The president has not given up and Speaker John A. Boehner hasnít closed the door. They and Congress owe it to three million unemployed workers and their families, the health of the economy and the future of the workforce to find a way to re-start the federal emergency unemployment insurance program.
Our government has never terminated unemployment benefits when a full 35 percent of the unemployed have been out of work for six months or more.
Itís cruel. Hardworking Americans desperately seeking new jobs have exhausted their savings, seen their homes foreclosed on, let bills go unpaid, and run out of money needed to just put gas in their cars to go on an interview.
Itís also short-sighted ó for the economy, for the long-term career prospects of these workers, and for the American workforce. As a result of allowing unemployment benefits to expire, nearly $5 billion was pulled out of our economy during the first quarter of 2014 ó money that would have been spent on food, clothes, gas and other essentials by the long-term unemployed. The Congressional Budget Office estimates this will cost our economy 200,000 jobs this year.
Sadly, older workers are bearing the biggest burden. Older unemployed workers already tend to leave age related information off their resumes, and research shows that employers are also less likely to call the long-term unemployed for an interview. According to AARP, unemployed individuals 55 and over have been out of work for nearly a year. This duration actually increased last year despite improvements in the overall economy.

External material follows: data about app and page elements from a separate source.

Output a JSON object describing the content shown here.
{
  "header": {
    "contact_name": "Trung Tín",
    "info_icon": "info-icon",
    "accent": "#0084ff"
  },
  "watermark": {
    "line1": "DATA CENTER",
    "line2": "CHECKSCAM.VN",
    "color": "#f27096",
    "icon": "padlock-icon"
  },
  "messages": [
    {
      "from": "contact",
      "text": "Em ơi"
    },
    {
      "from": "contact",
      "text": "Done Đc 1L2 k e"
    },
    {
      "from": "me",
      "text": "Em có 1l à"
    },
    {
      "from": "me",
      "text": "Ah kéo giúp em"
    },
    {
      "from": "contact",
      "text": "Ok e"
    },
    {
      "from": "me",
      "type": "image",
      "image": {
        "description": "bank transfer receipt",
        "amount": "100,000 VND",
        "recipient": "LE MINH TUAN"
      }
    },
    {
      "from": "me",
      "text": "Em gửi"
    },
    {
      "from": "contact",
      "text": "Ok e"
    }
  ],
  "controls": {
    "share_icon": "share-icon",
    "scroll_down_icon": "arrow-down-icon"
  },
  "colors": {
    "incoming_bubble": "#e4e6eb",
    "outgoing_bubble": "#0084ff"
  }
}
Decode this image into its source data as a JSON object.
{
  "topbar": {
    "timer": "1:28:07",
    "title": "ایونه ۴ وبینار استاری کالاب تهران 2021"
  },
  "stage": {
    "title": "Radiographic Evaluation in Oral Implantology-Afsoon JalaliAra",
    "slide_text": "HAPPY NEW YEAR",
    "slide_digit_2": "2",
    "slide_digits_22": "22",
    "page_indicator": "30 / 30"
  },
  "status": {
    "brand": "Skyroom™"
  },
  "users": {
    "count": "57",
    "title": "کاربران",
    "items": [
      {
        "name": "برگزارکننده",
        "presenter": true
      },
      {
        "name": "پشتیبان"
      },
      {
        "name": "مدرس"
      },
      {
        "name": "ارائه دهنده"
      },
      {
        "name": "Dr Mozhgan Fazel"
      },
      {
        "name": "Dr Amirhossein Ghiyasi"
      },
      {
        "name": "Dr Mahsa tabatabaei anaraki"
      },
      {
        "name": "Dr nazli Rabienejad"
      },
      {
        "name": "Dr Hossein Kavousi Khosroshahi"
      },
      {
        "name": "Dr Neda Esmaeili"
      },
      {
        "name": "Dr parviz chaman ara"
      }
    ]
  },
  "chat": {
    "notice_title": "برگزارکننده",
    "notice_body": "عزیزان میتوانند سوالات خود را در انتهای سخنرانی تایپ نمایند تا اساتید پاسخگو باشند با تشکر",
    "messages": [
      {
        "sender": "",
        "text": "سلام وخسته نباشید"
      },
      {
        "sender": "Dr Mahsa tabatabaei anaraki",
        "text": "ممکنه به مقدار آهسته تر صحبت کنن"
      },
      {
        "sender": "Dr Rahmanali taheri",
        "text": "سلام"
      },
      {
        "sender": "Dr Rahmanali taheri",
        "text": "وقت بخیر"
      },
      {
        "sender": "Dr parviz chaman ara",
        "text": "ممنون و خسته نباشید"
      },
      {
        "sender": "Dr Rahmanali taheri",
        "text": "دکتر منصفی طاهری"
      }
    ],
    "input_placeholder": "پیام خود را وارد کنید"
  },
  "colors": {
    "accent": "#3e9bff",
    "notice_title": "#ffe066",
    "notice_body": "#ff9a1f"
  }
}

One of the greatest threats our fragile economic recovery faces is that unemployed workers will permanently leave the labor force, hurting the economy for years to come.
Here is where unemployment insurance comes in. A new study by Alan Krueger and two colleagues at Princeton University found that even in a strong economy, the long-term unemployed face formidable challenges finding full-time, steady jobs. They become discouraged more quickly than the short-term unemployed and stop looking for work. Thatís why Dr. Krueger concludes that an underappreciated, but vital reason to extend unemployment benefits in the current economic environment is that it helps keep long-term unemployed workers actively looking for a job. Keeping them in the labor force can ó in the long run ó boost employment and the size of the economy.
If benefits are not extended, it is more likely that long-term unemployed workers will give up looking for work or seek assistance through other government programs, which will harm the economy over the long term, Krueger found. With efforts to reauthorize the Workforce Investment Act coming to a conclusion, we need more than ever to keep people in the workforce.
We can prevent these consequences. Taking the speaker at his word, he made three prerequisites to supporting an extension of unemployment insurance. From this point forward, we can easily satisfy his demands.
The speaker called for the extension to be paid for. Even though most economists agree that unemployment insurance is a stimulus because money flows right back into the economy, the bipartisan Senate legislation included offsets and those remain available to re-start the federal unemployment benefits program.